Third, no two incidents of communal violence are comparable. The causative factors differ as do local political, social and cultural dynamics. How can we then compare 1984 to 2002? More so when 1984 was a state-sponsored pogrom endorsed by the then Prime Minister of India, an endorsement that reverberated in his infamous declaration that the earth is bound to shake when a giant tree falls?

It would, then, be asked, why is 1984 mentioned at all in the context of 2002? Here’s the reason why: Intolerant ‘secularists’, sanctimonious leftists and self-righteous liberals who are unsparing in their criticism of Mr Narendra Modi take extraordinary care in steering clear of even remotely accusing the Congress, let alone Rajiv Gandhi, of complicity in the mind-numbing brutalities of 1984.

I hold Mr Tripathi in high esteem. Had I not done so I’d have been appalled by his exertions to exonerate Rajiv Gandhi who knew what was happening in Delhi and made it a point to turn a deaf ear to pitiful cries for help and groveling appeals by noted Sikh personalities.

Did he do so because he was in mourning?

Rajiv Gandhi’s grief and anguish did not quite stand in the way of his decision to take oath as Prime Minister the same day his mother was assassinated. That swearing in ceremony could have waited till the last rites were performed. But he chose not to wait lest the crown be snatched from him. Mr Pranab Mukherjee still pays the price for an indiscrete comment made earlier that day.
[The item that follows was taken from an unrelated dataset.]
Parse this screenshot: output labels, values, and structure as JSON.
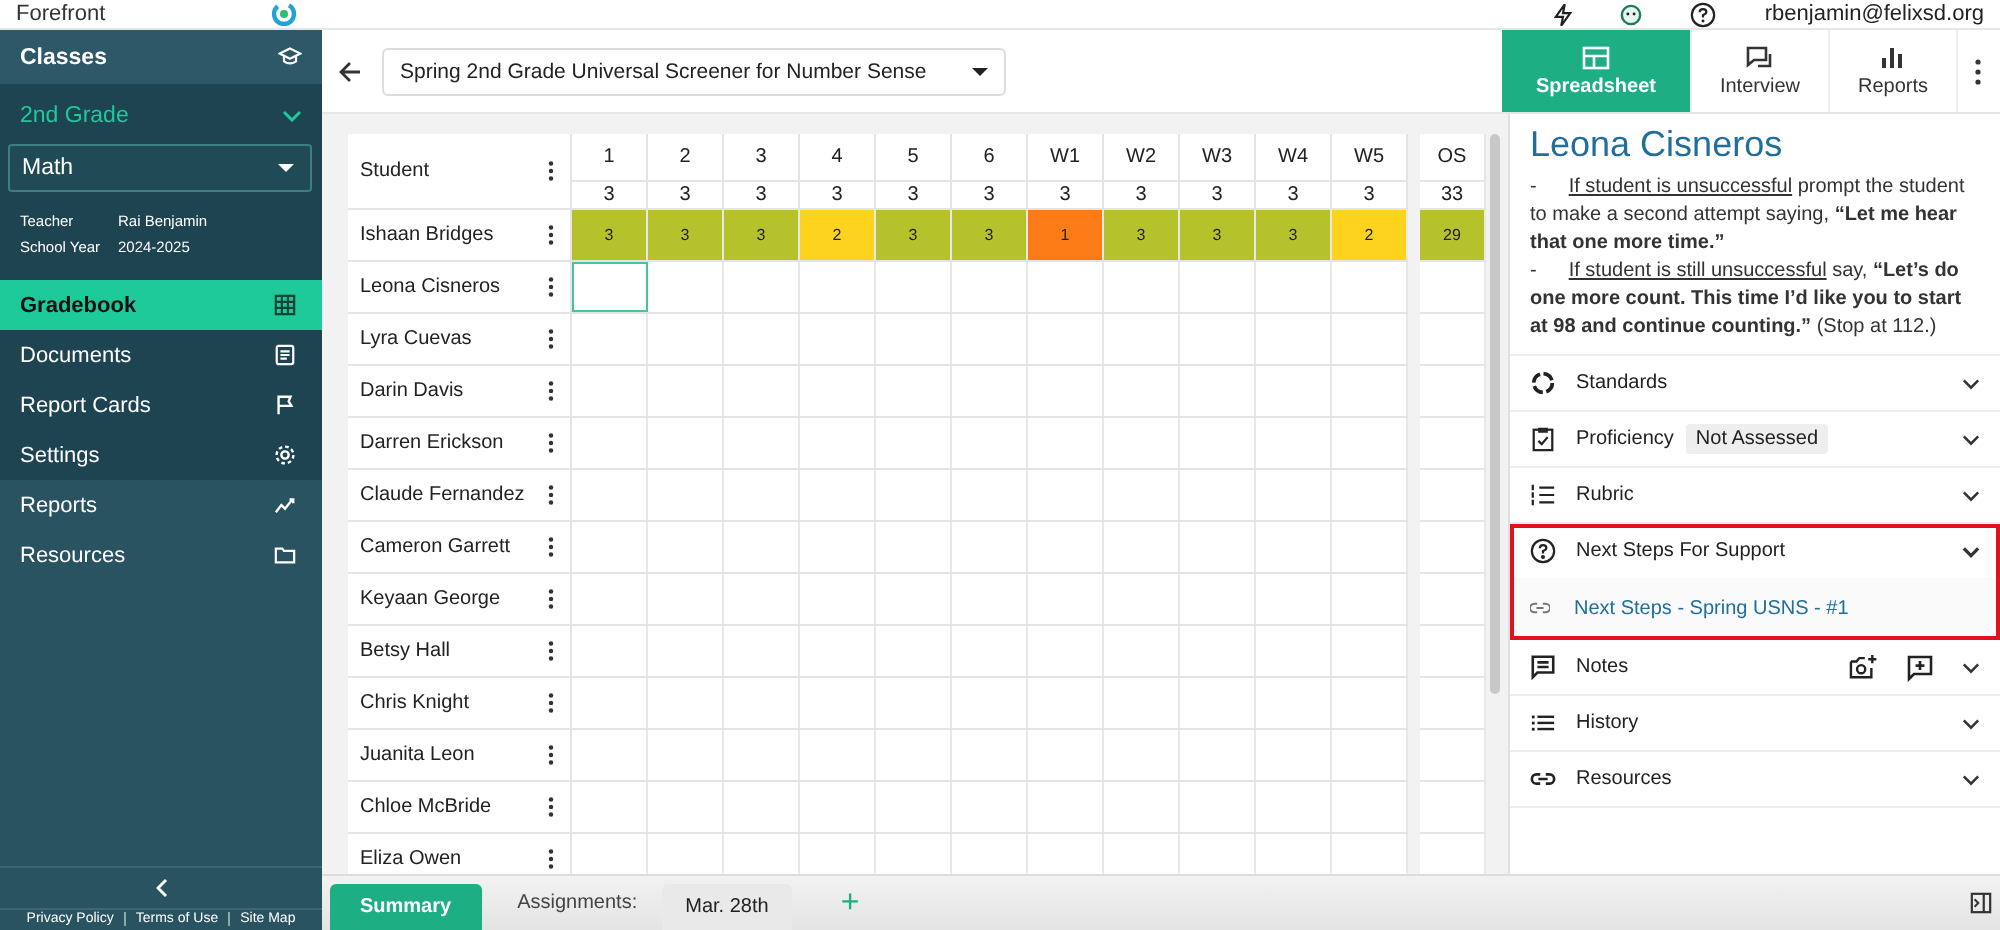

So let’s not say with disarming certitude that “presumably Rajiv Gandhi had other things on his mind (like grief) than planning a pogrom”.

(To be continued.)